[Data records]

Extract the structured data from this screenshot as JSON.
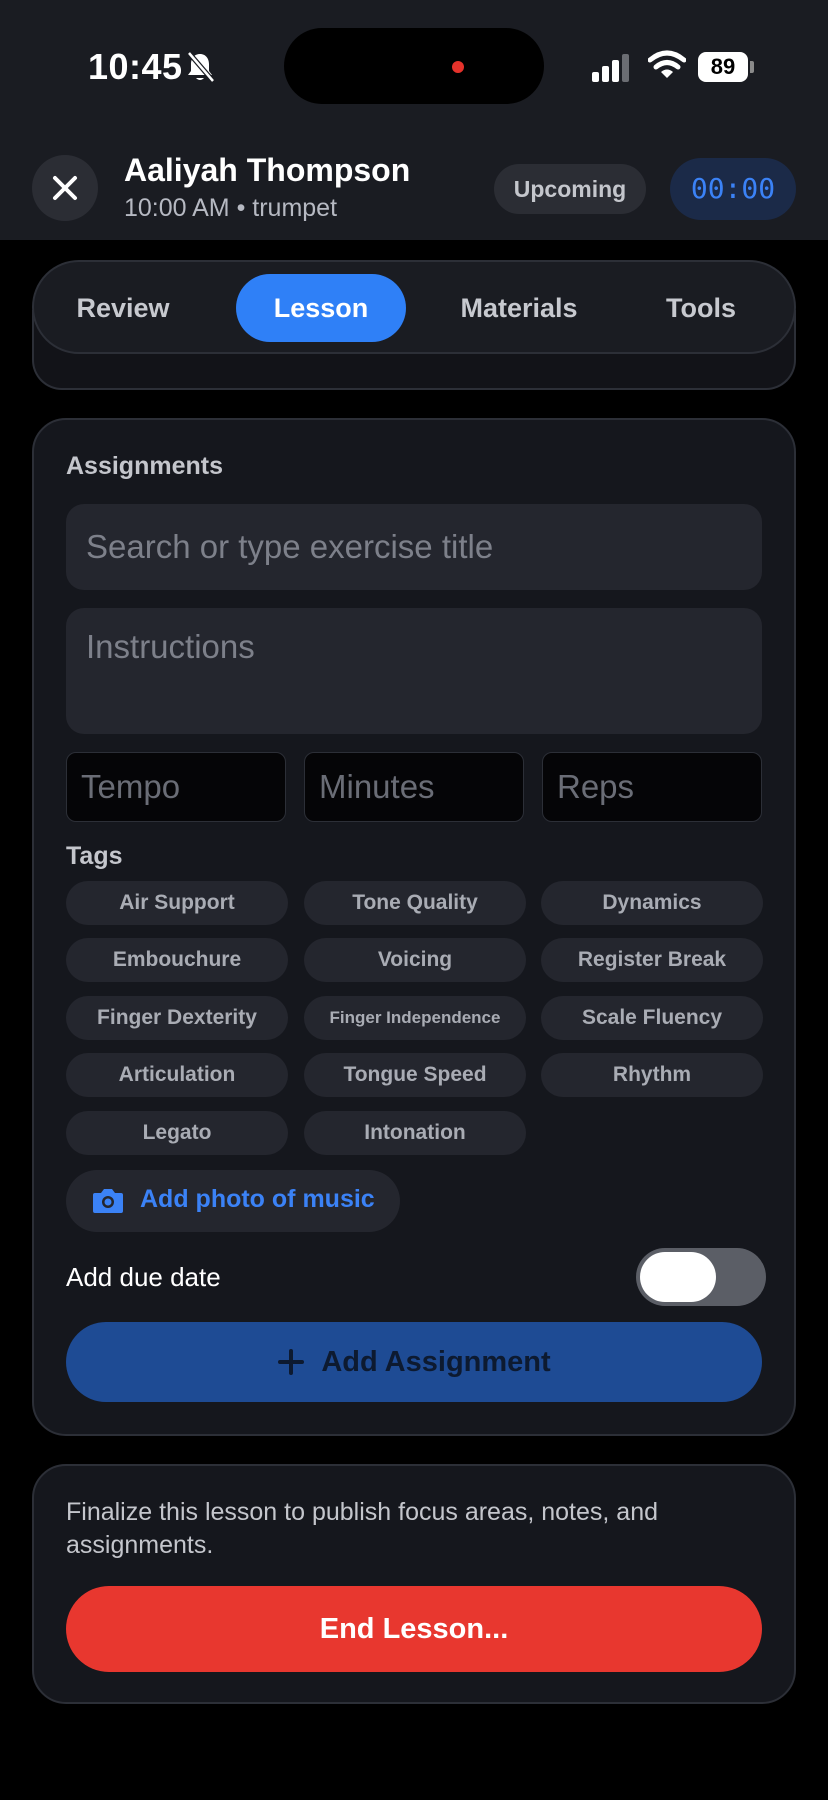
{
  "status_bar": {
    "time": "10:45",
    "battery": "89",
    "icons": [
      "bell-slash-icon",
      "signal-icon",
      "wifi-icon",
      "battery-icon"
    ]
  },
  "header": {
    "student_name": "Aaliyah Thompson",
    "lesson_meta": "10:00 AM • trumpet",
    "status": "Upcoming",
    "timer": "00:00",
    "close_icon": "close-icon"
  },
  "tabs": {
    "items": [
      {
        "label": "Review"
      },
      {
        "label": "Lesson"
      },
      {
        "label": "Materials"
      },
      {
        "label": "Tools"
      }
    ],
    "active": "Lesson"
  },
  "assignments": {
    "title": "Assignments",
    "search_placeholder": "Search or type exercise title",
    "instructions_placeholder": "Instructions",
    "tempo_placeholder": "Tempo",
    "minutes_placeholder": "Minutes",
    "reps_placeholder": "Reps",
    "tags_label": "Tags",
    "tags": [
      "Air Support",
      "Tone Quality",
      "Dynamics",
      "Embouchure",
      "Voicing",
      "Register Break",
      "Finger Dexterity",
      "Finger Independence",
      "Scale Fluency",
      "Articulation",
      "Tongue Speed",
      "Rhythm",
      "Legato",
      "Intonation"
    ],
    "add_photo_label": "Add photo of music",
    "due_date_label": "Add due date",
    "due_date_enabled": false,
    "add_button_label": "Add Assignment"
  },
  "finalize": {
    "text": "Finalize this lesson to publish focus areas, notes, and assignments.",
    "end_button_label": "End Lesson..."
  },
  "colors": {
    "accent_blue": "#2f80f7",
    "danger_red": "#e8372f",
    "card_bg": "#15171d",
    "header_bg": "#1a1c22"
  }
}
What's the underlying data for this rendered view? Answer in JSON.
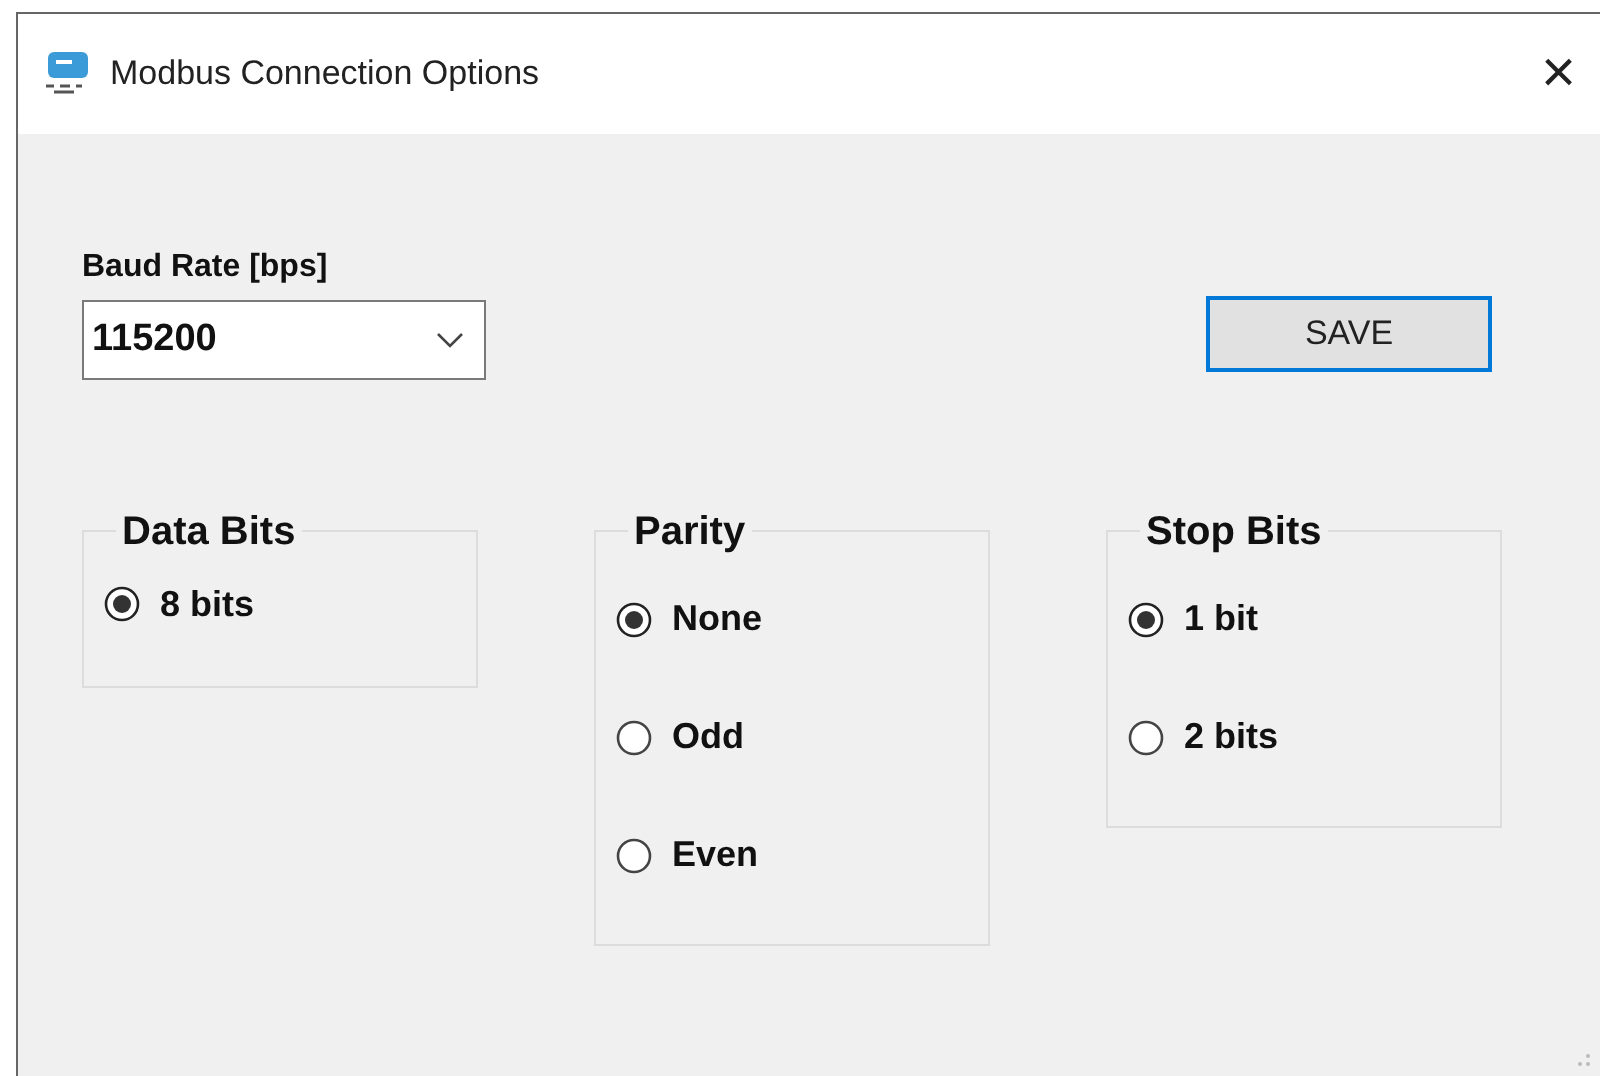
{
  "window": {
    "title": "Modbus Connection Options",
    "close": "×"
  },
  "baud_rate": {
    "label": "Baud Rate [bps]",
    "value": "115200"
  },
  "save_button": "SAVE",
  "groups": [
    {
      "title": "Data Bits",
      "options": [
        {
          "label": "8 bits",
          "selected": true
        }
      ]
    },
    {
      "title": "Parity",
      "options": [
        {
          "label": "None",
          "selected": true
        },
        {
          "label": "Odd",
          "selected": false
        },
        {
          "label": "Even",
          "selected": false
        }
      ]
    },
    {
      "title": "Stop Bits",
      "options": [
        {
          "label": "1 bit",
          "selected": true
        },
        {
          "label": "2 bits",
          "selected": false
        }
      ]
    }
  ]
}
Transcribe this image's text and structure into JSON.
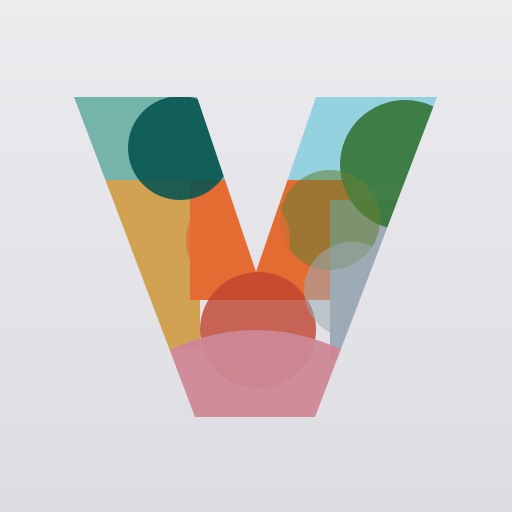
{
  "app_icon": {
    "icon": "letter-v-logo-icon",
    "background_colors": [
      "#ececef",
      "#dcdce2"
    ],
    "palette": {
      "teal": "#75b4ab",
      "dark_teal": "#05534f",
      "sky_blue": "#94d2e0",
      "mustard": "#d2a253",
      "orange": "#e46c32",
      "dark_green": "#39783d",
      "olive_green": "#647f35",
      "slate_gray": "#9cabb7",
      "rust_red": "#c1432f",
      "dusty_pink": "#cd8795"
    }
  }
}
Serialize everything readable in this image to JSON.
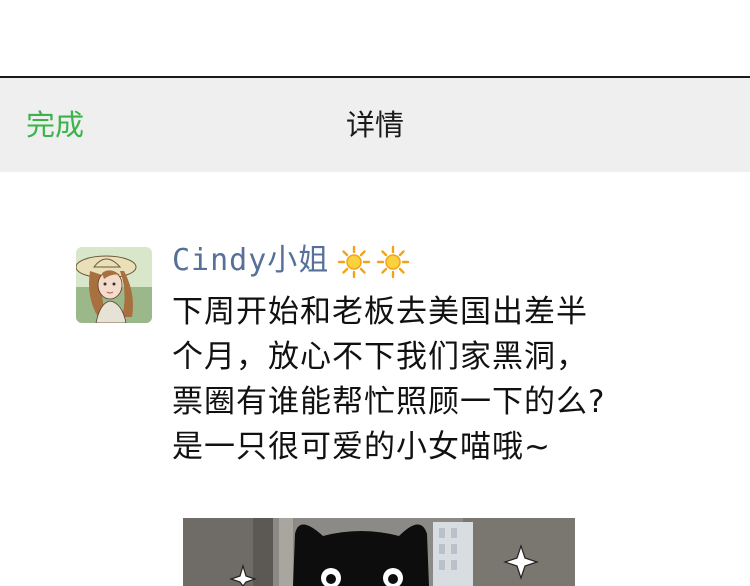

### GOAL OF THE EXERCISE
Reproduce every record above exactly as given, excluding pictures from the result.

### REPLY
Extract the structured data from this screenshot as JSON.
{
  "status_bar": {
    "time": "10:45",
    "battery": "89",
    "icons": [
      "bell-slash-icon",
      "signal-icon",
      "wifi-icon",
      "battery-icon"
    ]
  },
  "header": {
    "student_name": "Aaliyah Thompson",
    "lesson_meta": "10:00 AM • trumpet",
    "status": "Upcoming",
    "timer": "00:00",
    "close_icon": "close-icon"
  },
  "tabs": {
    "items": [
      {
        "label": "Review"
      },
      {
        "label": "Lesson"
      },
      {
        "label": "Materials"
      },
      {
        "label": "Tools"
      }
    ],
    "active": "Lesson"
  },
  "assignments": {
    "title": "Assignments",
    "search_placeholder": "Search or type exercise title",
    "instructions_placeholder": "Instructions",
    "tempo_placeholder": "Tempo",
    "minutes_placeholder": "Minutes",
    "reps_placeholder": "Reps",
    "tags_label": "Tags",
    "tags": [
      "Air Support",
      "Tone Quality",
      "Dynamics",
      "Embouchure",
      "Voicing",
      "Register Break",
      "Finger Dexterity",
      "Finger Independence",
      "Scale Fluency",
      "Articulation",
      "Tongue Speed",
      "Rhythm",
      "Legato",
      "Intonation"
    ],
    "add_photo_label": "Add photo of music",
    "due_date_label": "Add due date",
    "due_date_enabled": false,
    "add_button_label": "Add Assignment"
  },
  "finalize": {
    "text": "Finalize this lesson to publish focus areas, notes, and assignments.",
    "end_button_label": "End Lesson..."
  },
  "colors": {
    "accent_blue": "#2f80f7",
    "danger_red": "#e8372f",
    "card_bg": "#15171d",
    "header_bg": "#1a1c22"
  }
}
What's the underlying data for this rendered view? Answer in JSON.
{
  "window": {
    "title": "Modbus Connection Options",
    "close": "×"
  },
  "baud_rate": {
    "label": "Baud Rate [bps]",
    "value": "115200"
  },
  "save_button": "SAVE",
  "groups": [
    {
      "title": "Data Bits",
      "options": [
        {
          "label": "8 bits",
          "selected": true
        }
      ]
    },
    {
      "title": "Parity",
      "options": [
        {
          "label": "None",
          "selected": true
        },
        {
          "label": "Odd",
          "selected": false
        },
        {
          "label": "Even",
          "selected": false
        }
      ]
    },
    {
      "title": "Stop Bits",
      "options": [
        {
          "label": "1 bit",
          "selected": true
        },
        {
          "label": "2 bits",
          "selected": false
        }
      ]
    }
  ]
}
Transcribe this image's text and structure into JSON.
{
  "app_icon": {
    "icon": "letter-v-logo-icon",
    "background_colors": [
      "#ececef",
      "#dcdce2"
    ],
    "palette": {
      "teal": "#75b4ab",
      "dark_teal": "#05534f",
      "sky_blue": "#94d2e0",
      "mustard": "#d2a253",
      "orange": "#e46c32",
      "dark_green": "#39783d",
      "olive_green": "#647f35",
      "slate_gray": "#9cabb7",
      "rust_red": "#c1432f",
      "dusty_pink": "#cd8795"
    }
  }
}
Serialize everything readable in this image to JSON.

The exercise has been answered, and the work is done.